▶ _Task directions_
From the entries that follow, extract each line holding the string "salées".

Web page and app entries:
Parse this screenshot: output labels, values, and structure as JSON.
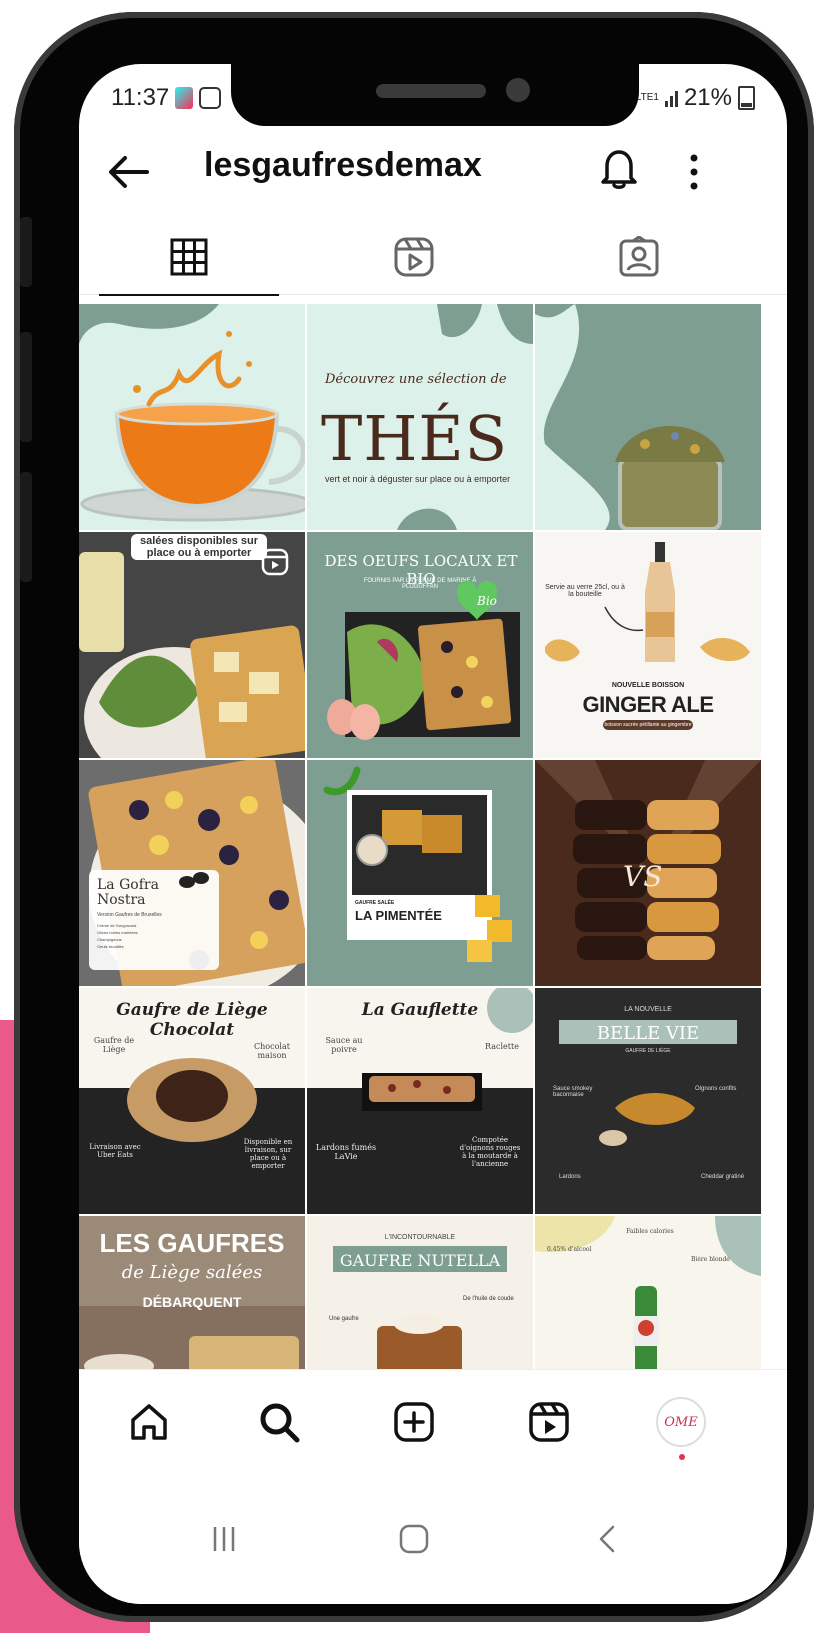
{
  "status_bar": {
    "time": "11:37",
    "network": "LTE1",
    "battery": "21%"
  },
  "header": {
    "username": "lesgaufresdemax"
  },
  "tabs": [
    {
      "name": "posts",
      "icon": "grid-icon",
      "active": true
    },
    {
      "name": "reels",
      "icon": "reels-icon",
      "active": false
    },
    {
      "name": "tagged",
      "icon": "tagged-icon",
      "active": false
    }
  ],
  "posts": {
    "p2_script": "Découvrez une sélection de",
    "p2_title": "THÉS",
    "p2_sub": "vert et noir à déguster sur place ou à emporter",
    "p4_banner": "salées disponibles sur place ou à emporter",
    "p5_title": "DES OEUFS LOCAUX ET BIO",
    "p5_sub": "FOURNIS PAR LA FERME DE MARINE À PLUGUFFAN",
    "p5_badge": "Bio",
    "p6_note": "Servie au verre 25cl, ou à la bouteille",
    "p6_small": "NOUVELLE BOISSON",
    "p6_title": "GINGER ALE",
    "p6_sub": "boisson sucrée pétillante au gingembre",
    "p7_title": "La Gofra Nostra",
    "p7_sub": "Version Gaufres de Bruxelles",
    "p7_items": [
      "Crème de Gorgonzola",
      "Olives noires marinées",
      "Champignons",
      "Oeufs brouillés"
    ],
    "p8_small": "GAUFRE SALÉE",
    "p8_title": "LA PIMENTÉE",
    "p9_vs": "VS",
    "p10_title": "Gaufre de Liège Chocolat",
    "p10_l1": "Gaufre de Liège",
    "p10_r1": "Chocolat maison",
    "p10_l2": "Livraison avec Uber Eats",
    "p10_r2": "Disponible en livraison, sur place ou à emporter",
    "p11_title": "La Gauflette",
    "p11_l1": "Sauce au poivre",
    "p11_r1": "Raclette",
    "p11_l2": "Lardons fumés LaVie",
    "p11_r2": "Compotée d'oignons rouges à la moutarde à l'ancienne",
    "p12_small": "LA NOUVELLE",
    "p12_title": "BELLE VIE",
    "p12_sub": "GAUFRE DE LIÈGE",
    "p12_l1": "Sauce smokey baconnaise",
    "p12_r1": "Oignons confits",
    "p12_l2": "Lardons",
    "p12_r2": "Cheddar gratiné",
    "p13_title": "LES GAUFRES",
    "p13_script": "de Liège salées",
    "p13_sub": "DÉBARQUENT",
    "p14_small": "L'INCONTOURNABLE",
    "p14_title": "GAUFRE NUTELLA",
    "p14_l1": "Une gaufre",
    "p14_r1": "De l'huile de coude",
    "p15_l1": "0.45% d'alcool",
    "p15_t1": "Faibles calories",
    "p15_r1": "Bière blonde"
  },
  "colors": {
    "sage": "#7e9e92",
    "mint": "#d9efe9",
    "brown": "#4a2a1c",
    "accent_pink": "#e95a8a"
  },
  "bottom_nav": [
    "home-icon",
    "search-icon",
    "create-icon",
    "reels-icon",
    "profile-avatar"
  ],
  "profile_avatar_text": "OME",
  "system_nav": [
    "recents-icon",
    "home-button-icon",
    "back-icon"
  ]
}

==

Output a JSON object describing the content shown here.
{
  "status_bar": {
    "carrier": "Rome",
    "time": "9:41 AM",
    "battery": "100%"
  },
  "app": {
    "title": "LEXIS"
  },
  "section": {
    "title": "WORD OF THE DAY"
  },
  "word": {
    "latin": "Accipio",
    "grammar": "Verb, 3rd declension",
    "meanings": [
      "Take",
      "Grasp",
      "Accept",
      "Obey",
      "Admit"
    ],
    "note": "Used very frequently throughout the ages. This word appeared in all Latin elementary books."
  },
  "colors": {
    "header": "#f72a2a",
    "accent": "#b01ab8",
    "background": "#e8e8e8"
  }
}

▶ _Output below_
    "p4_banner": "salées disponibles sur place ou à emporter",
    "p13_script": "de Liège salées",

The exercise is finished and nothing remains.